Dataset entries
********
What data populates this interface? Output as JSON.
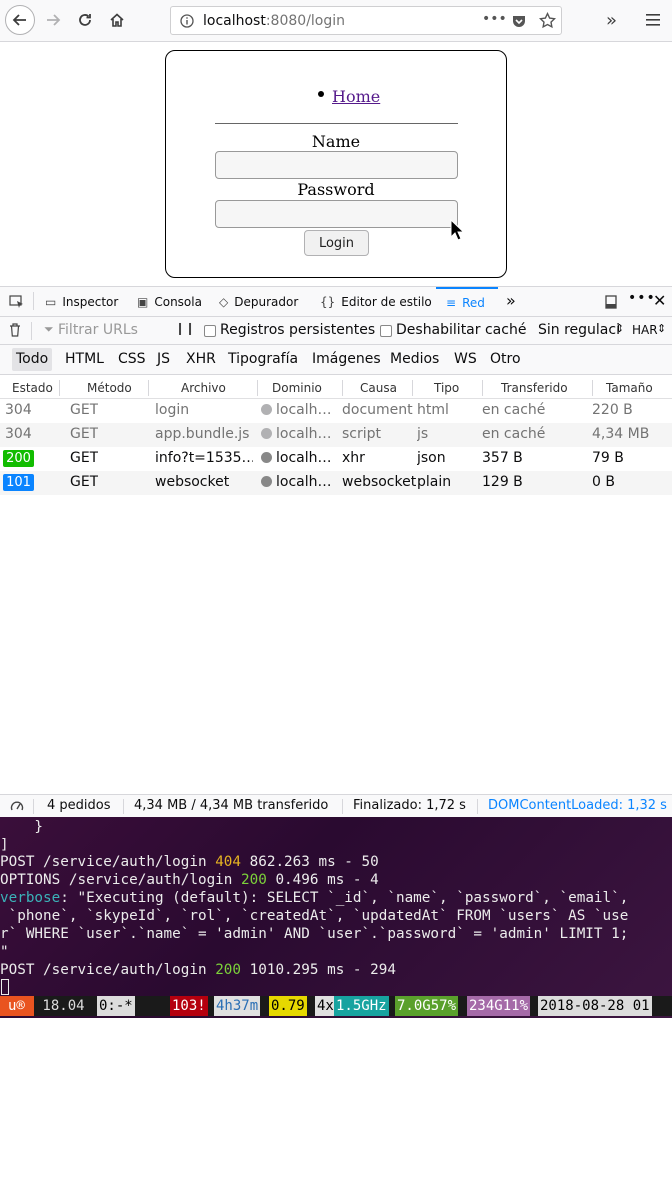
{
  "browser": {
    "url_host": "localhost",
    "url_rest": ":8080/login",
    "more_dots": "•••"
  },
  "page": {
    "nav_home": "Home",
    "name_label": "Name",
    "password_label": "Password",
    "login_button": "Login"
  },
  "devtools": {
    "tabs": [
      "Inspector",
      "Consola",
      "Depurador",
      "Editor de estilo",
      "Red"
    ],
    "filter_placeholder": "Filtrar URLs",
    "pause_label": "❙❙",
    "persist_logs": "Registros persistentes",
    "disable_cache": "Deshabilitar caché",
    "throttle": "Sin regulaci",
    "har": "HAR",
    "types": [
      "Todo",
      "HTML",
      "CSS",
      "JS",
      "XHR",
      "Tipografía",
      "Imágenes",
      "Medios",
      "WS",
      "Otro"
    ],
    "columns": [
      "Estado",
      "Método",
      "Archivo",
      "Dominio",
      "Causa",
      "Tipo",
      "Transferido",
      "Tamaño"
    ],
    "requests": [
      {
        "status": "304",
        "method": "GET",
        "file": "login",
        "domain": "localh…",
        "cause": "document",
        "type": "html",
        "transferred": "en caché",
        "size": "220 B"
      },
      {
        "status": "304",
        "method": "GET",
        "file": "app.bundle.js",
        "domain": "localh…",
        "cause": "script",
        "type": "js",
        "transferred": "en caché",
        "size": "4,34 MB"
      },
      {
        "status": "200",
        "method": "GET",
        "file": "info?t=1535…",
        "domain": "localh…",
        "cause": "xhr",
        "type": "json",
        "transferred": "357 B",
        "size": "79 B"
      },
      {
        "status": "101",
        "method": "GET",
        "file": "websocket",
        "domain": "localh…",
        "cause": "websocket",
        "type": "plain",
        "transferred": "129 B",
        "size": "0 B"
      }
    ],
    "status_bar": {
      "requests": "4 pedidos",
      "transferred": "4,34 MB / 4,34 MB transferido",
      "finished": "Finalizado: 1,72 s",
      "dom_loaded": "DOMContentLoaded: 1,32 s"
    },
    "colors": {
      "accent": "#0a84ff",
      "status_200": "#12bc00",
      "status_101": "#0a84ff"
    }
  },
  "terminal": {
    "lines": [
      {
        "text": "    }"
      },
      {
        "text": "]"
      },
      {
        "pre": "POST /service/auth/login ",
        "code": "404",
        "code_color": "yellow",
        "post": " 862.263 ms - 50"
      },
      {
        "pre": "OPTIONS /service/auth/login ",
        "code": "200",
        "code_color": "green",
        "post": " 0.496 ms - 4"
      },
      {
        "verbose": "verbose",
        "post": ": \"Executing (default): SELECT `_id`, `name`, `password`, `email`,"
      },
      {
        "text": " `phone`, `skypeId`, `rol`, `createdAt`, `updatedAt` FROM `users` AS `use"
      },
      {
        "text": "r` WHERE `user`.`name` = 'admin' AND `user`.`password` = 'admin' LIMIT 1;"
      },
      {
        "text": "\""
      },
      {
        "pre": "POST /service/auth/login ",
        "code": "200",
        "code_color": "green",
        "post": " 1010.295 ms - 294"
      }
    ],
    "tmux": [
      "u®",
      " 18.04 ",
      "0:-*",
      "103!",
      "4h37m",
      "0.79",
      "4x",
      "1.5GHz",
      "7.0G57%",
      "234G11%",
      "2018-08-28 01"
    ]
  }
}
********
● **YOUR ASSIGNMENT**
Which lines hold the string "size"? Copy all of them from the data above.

● **SOLUTION FOR THIS EXERCISE**
        "size": "220 B"
        "size": "4,34 MB"
        "size": "79 B"
        "size": "0 B"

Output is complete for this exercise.